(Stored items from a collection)
==================================================
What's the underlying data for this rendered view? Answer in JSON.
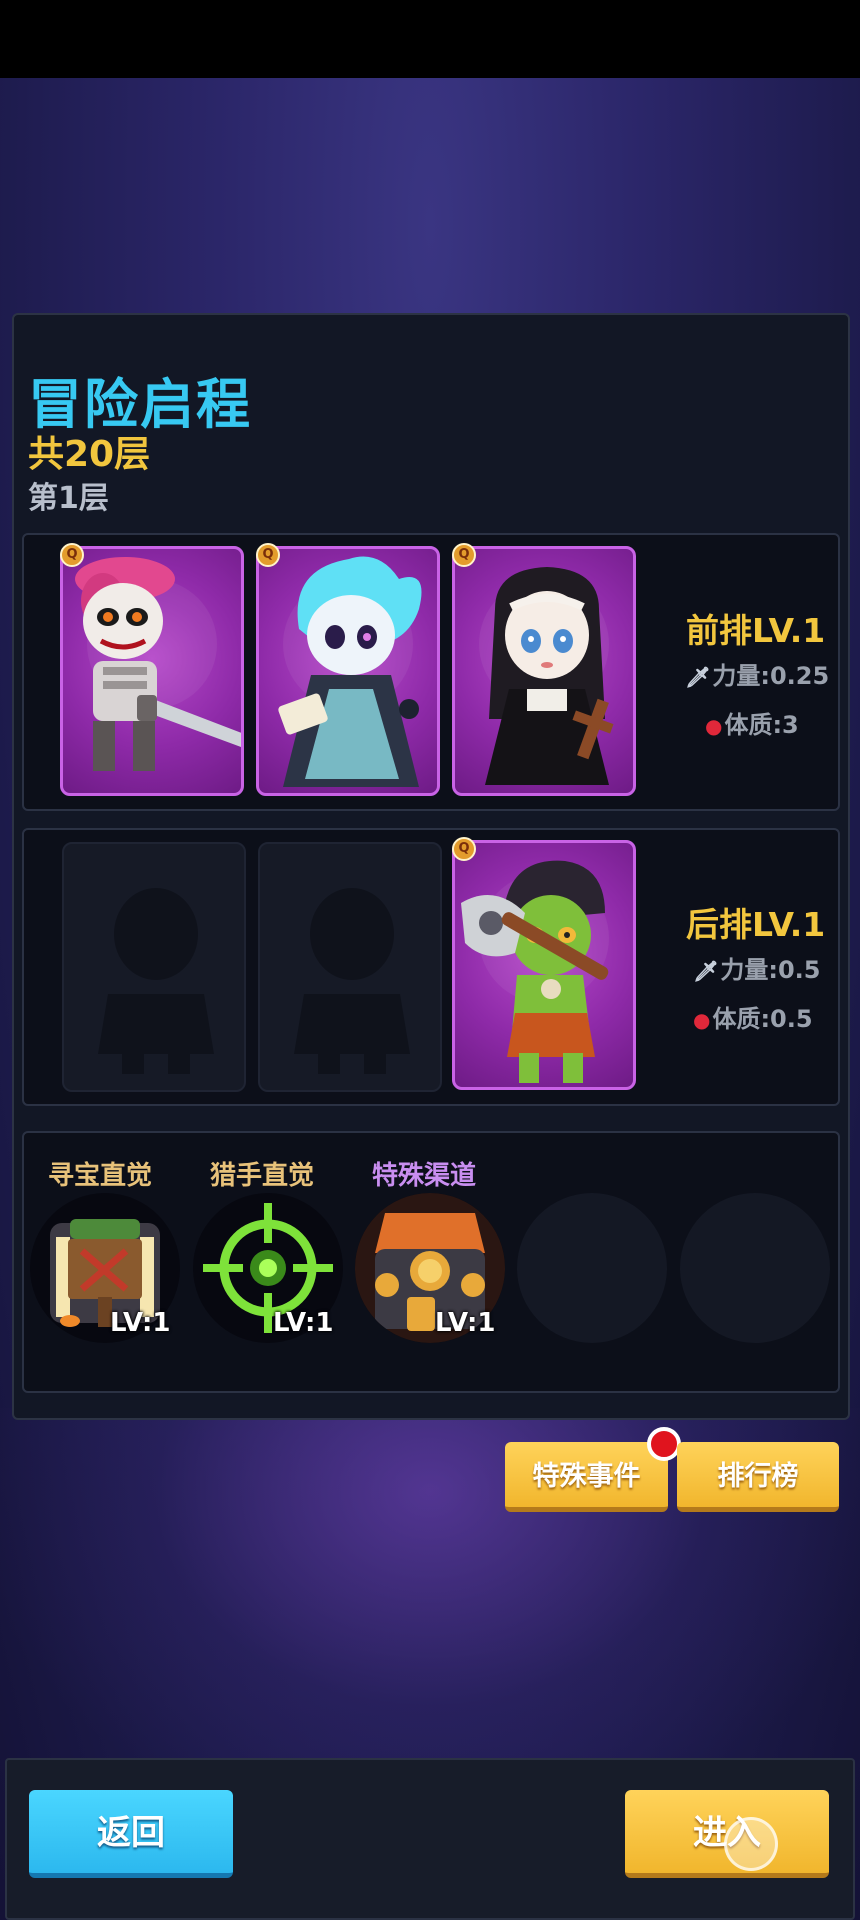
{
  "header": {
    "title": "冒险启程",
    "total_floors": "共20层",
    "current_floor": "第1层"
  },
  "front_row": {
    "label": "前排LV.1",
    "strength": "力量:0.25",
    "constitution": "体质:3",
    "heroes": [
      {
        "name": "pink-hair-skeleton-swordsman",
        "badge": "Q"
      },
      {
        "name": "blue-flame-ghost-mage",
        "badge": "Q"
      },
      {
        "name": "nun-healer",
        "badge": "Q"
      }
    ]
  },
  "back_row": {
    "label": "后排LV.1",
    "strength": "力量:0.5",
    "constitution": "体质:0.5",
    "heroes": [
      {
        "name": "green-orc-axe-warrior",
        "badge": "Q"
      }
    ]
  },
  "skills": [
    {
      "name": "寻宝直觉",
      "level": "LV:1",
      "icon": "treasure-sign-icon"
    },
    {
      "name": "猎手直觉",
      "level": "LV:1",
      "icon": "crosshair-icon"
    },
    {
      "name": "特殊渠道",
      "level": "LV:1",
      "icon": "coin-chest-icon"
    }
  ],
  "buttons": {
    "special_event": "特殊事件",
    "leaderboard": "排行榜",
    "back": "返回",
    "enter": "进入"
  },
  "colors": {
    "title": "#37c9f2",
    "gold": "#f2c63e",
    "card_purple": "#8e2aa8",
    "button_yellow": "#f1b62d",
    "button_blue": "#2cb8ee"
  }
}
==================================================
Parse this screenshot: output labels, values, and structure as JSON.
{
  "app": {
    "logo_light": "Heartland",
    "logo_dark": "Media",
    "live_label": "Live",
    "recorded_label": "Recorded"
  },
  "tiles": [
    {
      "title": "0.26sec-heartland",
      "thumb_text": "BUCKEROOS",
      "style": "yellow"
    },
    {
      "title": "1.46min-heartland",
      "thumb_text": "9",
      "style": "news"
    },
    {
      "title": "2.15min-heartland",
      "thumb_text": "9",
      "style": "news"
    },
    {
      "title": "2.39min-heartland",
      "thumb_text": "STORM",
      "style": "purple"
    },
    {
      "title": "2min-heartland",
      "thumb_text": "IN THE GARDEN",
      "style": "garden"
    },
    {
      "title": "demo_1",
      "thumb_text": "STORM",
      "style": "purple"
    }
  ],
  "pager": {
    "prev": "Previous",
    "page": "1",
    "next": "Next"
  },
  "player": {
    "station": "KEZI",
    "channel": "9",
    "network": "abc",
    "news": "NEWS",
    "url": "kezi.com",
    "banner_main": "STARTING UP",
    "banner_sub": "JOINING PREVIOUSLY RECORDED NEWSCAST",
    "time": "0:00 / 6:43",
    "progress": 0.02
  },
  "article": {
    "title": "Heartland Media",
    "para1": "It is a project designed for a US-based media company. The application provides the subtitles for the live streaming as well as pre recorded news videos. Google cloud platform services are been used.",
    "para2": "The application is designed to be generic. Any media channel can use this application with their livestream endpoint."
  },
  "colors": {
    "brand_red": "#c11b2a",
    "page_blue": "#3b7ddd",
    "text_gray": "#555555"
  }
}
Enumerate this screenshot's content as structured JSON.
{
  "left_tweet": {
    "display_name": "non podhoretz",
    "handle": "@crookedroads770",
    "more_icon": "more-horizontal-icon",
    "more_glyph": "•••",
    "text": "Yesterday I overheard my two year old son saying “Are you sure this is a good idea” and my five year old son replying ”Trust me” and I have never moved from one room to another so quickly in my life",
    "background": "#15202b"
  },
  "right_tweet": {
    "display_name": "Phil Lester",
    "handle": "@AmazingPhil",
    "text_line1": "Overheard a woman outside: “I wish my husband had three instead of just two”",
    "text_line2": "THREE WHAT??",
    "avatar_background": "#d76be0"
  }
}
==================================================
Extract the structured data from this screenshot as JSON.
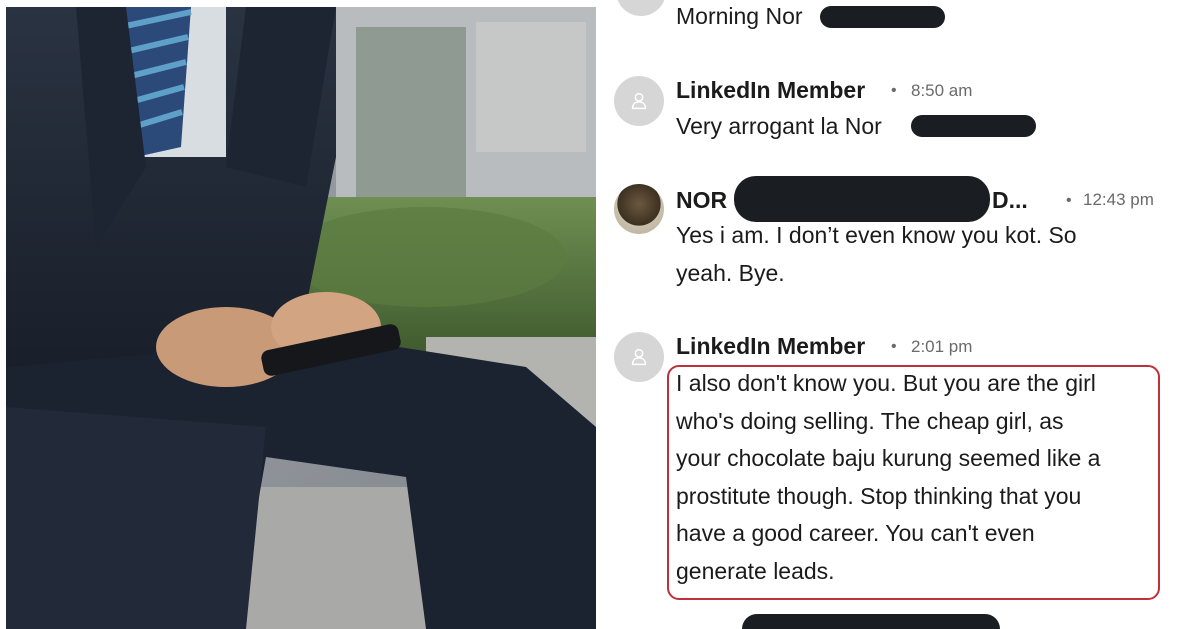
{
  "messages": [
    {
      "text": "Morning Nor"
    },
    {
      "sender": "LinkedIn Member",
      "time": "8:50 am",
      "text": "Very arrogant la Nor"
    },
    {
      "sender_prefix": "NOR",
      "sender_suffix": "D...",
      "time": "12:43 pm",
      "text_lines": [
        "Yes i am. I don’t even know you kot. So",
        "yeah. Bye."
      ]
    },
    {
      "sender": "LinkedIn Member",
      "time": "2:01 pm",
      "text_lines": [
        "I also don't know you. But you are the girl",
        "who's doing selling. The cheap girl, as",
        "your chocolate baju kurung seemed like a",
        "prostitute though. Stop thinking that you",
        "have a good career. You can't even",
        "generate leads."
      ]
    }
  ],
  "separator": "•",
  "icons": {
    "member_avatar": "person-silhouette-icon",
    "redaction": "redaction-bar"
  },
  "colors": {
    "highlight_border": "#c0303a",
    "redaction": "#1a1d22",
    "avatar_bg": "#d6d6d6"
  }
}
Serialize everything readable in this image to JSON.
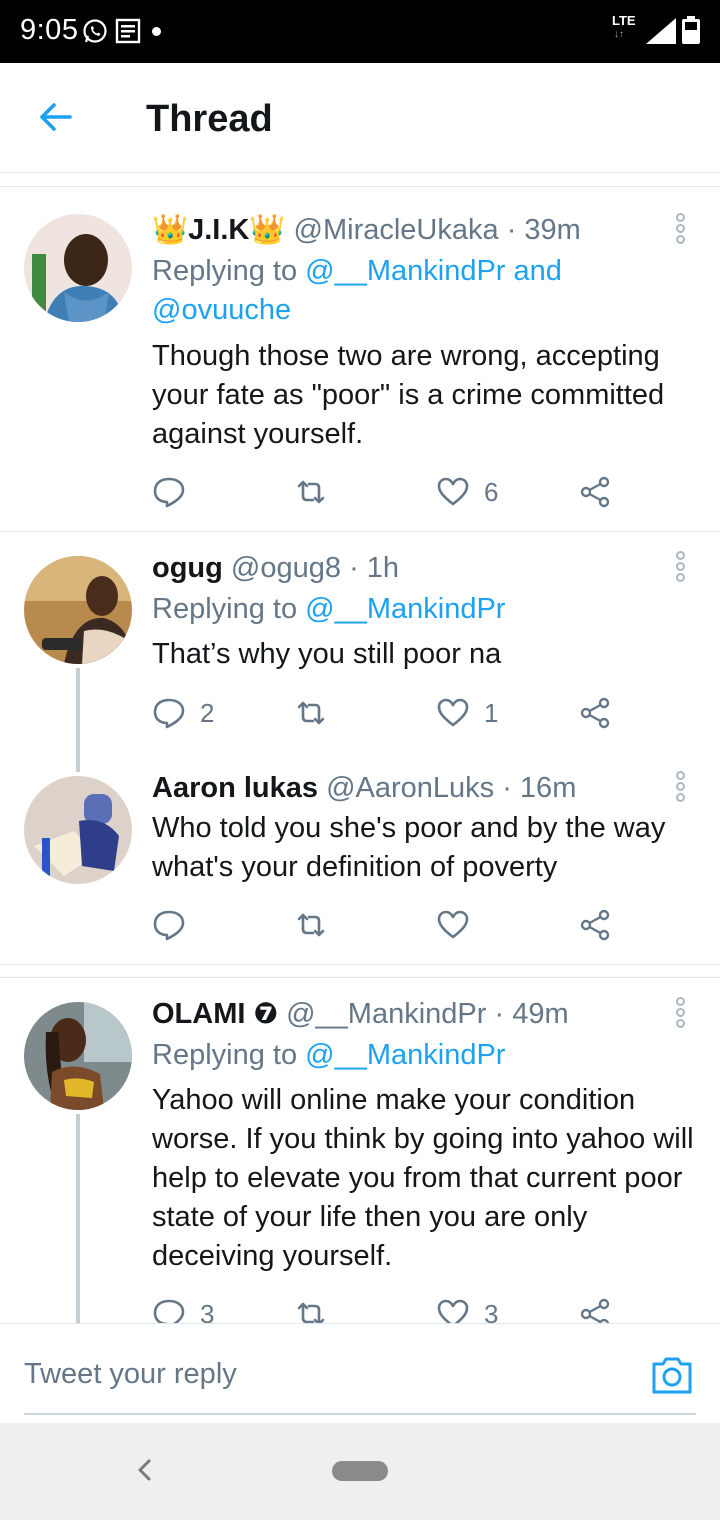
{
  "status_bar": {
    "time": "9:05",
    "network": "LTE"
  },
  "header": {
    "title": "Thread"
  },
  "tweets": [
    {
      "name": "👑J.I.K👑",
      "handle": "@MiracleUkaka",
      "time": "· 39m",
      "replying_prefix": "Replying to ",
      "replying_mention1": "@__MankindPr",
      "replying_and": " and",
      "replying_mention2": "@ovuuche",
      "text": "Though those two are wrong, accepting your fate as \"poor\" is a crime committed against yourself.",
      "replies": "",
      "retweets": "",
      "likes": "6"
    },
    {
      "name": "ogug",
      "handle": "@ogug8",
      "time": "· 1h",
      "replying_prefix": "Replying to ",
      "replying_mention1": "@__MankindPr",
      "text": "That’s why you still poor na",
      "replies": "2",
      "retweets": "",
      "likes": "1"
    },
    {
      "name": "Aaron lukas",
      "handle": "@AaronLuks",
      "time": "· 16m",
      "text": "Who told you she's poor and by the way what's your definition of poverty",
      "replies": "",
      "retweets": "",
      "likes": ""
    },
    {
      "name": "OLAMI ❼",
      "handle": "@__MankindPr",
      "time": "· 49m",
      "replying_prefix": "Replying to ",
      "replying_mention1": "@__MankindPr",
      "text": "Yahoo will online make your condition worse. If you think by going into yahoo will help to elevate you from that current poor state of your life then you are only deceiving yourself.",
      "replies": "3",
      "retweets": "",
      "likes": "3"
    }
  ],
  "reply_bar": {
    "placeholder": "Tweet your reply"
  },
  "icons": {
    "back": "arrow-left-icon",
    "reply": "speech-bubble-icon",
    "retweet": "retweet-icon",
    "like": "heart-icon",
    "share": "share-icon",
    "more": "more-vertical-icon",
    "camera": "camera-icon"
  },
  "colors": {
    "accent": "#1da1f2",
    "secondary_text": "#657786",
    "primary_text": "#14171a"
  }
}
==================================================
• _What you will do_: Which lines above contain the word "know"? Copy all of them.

• _Answer_:
        "Yes i am. I don’t even know you kot. So",
        "I also don't know you. But you are the girl",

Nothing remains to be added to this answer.